*What is required*
Lines from the one containing "Extract the structured" to the end of the data below are to be restated exactly, with both ends included and nothing else.

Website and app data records
· · · · · · ·
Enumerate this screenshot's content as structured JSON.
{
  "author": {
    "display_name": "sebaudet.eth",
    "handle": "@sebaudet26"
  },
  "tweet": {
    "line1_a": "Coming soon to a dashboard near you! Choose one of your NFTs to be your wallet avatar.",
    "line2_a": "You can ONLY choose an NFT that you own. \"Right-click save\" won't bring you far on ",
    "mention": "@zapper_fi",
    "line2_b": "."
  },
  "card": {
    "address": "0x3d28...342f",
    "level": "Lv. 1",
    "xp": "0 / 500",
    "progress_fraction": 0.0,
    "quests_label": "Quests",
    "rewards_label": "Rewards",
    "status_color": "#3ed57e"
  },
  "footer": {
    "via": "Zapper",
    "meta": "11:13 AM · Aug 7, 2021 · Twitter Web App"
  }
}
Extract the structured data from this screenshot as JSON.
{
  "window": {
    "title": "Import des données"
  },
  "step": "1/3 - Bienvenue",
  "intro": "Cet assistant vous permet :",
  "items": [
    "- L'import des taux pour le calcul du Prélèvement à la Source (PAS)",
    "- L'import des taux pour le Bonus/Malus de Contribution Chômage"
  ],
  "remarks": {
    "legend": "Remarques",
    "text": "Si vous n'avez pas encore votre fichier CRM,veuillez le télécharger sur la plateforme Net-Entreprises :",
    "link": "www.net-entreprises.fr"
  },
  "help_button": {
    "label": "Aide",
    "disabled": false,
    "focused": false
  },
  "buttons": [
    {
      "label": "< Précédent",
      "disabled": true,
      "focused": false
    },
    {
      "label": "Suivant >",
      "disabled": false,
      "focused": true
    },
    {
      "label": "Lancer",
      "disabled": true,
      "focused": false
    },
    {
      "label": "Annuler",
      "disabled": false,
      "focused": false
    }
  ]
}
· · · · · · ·
*Your solution*
Extract the structured data from this screenshot as JSON.
{
  "window": {
    "title": "Import des données"
  },
  "step": "1/3 - Bienvenue",
  "intro": "Cet assistant vous permet :",
  "items": [
    "- L'import des taux pour le calcul du Prélèvement à la Source (PAS)",
    "- L'import des taux pour le Bonus/Malus de Contribution Chômage"
  ],
  "remarks": {
    "legend": "Remarques",
    "text": "Si vous n'avez pas encore votre fichier CRM,veuillez le télécharger sur la plateforme Net-Entreprises :",
    "link": "www.net-entreprises.fr"
  },
  "help_button": {
    "label": "Aide",
    "disabled": false,
    "focused": false
  },
  "buttons": [
    {
      "label": "< Précédent",
      "disabled": true,
      "focused": false
    },
    {
      "label": "Suivant >",
      "disabled": false,
      "focused": true
    },
    {
      "label": "Lancer",
      "disabled": true,
      "focused": false
    },
    {
      "label": "Annuler",
      "disabled": false,
      "focused": false
    }
  ]
}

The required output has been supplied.